*Work task*:
The answer should contain all of the records below, each one copied word for word.

[Supplied records Boundary: Start]

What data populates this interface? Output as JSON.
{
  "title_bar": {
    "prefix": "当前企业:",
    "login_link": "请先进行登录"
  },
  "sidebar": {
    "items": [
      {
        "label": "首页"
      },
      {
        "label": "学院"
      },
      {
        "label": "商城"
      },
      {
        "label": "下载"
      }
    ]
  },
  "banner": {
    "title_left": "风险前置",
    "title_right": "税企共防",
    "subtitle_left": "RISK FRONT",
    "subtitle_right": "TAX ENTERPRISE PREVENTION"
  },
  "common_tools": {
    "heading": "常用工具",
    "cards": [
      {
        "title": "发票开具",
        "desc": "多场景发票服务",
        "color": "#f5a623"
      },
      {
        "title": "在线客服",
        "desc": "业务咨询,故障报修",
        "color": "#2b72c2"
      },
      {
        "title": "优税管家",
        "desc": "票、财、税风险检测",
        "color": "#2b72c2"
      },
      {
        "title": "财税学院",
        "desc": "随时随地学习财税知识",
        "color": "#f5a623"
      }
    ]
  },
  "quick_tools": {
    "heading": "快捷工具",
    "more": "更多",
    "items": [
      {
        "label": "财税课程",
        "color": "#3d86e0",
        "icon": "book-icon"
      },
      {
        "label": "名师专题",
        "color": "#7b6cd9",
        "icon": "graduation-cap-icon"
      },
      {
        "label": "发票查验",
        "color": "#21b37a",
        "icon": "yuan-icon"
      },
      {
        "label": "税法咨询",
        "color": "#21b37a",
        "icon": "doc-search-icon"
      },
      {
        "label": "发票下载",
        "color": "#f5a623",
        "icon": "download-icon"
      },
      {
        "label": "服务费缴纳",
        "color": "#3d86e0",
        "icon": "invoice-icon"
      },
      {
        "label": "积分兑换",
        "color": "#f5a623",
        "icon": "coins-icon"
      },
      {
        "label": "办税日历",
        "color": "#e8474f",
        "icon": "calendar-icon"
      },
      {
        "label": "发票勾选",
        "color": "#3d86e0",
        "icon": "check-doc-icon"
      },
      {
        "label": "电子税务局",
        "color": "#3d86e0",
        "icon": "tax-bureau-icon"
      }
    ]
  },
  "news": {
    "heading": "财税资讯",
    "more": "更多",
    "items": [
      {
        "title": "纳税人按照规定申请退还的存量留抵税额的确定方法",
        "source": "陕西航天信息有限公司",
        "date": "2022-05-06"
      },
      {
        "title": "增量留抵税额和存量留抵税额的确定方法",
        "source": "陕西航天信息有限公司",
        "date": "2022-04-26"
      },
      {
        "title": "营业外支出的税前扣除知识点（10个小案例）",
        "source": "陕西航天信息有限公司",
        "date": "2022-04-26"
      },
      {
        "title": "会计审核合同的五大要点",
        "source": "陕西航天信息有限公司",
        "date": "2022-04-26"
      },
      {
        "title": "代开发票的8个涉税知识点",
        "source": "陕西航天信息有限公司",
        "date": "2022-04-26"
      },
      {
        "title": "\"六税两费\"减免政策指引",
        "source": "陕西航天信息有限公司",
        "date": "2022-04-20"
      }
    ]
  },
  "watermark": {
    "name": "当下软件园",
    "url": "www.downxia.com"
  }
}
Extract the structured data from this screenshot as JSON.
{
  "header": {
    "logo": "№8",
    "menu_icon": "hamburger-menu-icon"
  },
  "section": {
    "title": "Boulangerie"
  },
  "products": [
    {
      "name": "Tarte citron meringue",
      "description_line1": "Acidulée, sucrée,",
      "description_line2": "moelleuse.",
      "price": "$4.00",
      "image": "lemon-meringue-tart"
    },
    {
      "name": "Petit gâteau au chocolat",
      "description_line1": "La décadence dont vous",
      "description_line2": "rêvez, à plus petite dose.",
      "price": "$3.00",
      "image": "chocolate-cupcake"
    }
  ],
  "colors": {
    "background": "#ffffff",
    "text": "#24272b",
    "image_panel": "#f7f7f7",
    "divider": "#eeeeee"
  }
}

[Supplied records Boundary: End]

*Written solution*:
What data populates this interface? Output as JSON.
{
  "title_bar": {
    "prefix": "当前企业:",
    "login_link": "请先进行登录"
  },
  "sidebar": {
    "items": [
      {
        "label": "首页"
      },
      {
        "label": "学院"
      },
      {
        "label": "商城"
      },
      {
        "label": "下载"
      }
    ]
  },
  "banner": {
    "title_left": "风险前置",
    "title_right": "税企共防",
    "subtitle_left": "RISK FRONT",
    "subtitle_right": "TAX ENTERPRISE PREVENTION"
  },
  "common_tools": {
    "heading": "常用工具",
    "cards": [
      {
        "title": "发票开具",
        "desc": "多场景发票服务",
        "color": "#f5a623"
      },
      {
        "title": "在线客服",
        "desc": "业务咨询,故障报修",
        "color": "#2b72c2"
      },
      {
        "title": "优税管家",
        "desc": "票、财、税风险检测",
        "color": "#2b72c2"
      },
      {
        "title": "财税学院",
        "desc": "随时随地学习财税知识",
        "color": "#f5a623"
      }
    ]
  },
  "quick_tools": {
    "heading": "快捷工具",
    "more": "更多",
    "items": [
      {
        "label": "财税课程",
        "color": "#3d86e0",
        "icon": "book-icon"
      },
      {
        "label": "名师专题",
        "color": "#7b6cd9",
        "icon": "graduation-cap-icon"
      },
      {
        "label": "发票查验",
        "color": "#21b37a",
        "icon": "yuan-icon"
      },
      {
        "label": "税法咨询",
        "color": "#21b37a",
        "icon": "doc-search-icon"
      },
      {
        "label": "发票下载",
        "color": "#f5a623",
        "icon": "download-icon"
      },
      {
        "label": "服务费缴纳",
        "color": "#3d86e0",
        "icon": "invoice-icon"
      },
      {
        "label": "积分兑换",
        "color": "#f5a623",
        "icon": "coins-icon"
      },
      {
        "label": "办税日历",
        "color": "#e8474f",
        "icon": "calendar-icon"
      },
      {
        "label": "发票勾选",
        "color": "#3d86e0",
        "icon": "check-doc-icon"
      },
      {
        "label": "电子税务局",
        "color": "#3d86e0",
        "icon": "tax-bureau-icon"
      }
    ]
  },
  "news": {
    "heading": "财税资讯",
    "more": "更多",
    "items": [
      {
        "title": "纳税人按照规定申请退还的存量留抵税额的确定方法",
        "source": "陕西航天信息有限公司",
        "date": "2022-05-06"
      },
      {
        "title": "增量留抵税额和存量留抵税额的确定方法",
        "source": "陕西航天信息有限公司",
        "date": "2022-04-26"
      },
      {
        "title": "营业外支出的税前扣除知识点（10个小案例）",
        "source": "陕西航天信息有限公司",
        "date": "2022-04-26"
      },
      {
        "title": "会计审核合同的五大要点",
        "source": "陕西航天信息有限公司",
        "date": "2022-04-26"
      },
      {
        "title": "代开发票的8个涉税知识点",
        "source": "陕西航天信息有限公司",
        "date": "2022-04-26"
      },
      {
        "title": "\"六税两费\"减免政策指引",
        "source": "陕西航天信息有限公司",
        "date": "2022-04-20"
      }
    ]
  },
  "watermark": {
    "name": "当下软件园",
    "url": "www.downxia.com"
  }
}
Extract the structured data from this screenshot as JSON.
{
  "header": {
    "logo": "№8",
    "menu_icon": "hamburger-menu-icon"
  },
  "section": {
    "title": "Boulangerie"
  },
  "products": [
    {
      "name": "Tarte citron meringue",
      "description_line1": "Acidulée, sucrée,",
      "description_line2": "moelleuse.",
      "price": "$4.00",
      "image": "lemon-meringue-tart"
    },
    {
      "name": "Petit gâteau au chocolat",
      "description_line1": "La décadence dont vous",
      "description_line2": "rêvez, à plus petite dose.",
      "price": "$3.00",
      "image": "chocolate-cupcake"
    }
  ],
  "colors": {
    "background": "#ffffff",
    "text": "#24272b",
    "image_panel": "#f7f7f7",
    "divider": "#eeeeee"
  }
}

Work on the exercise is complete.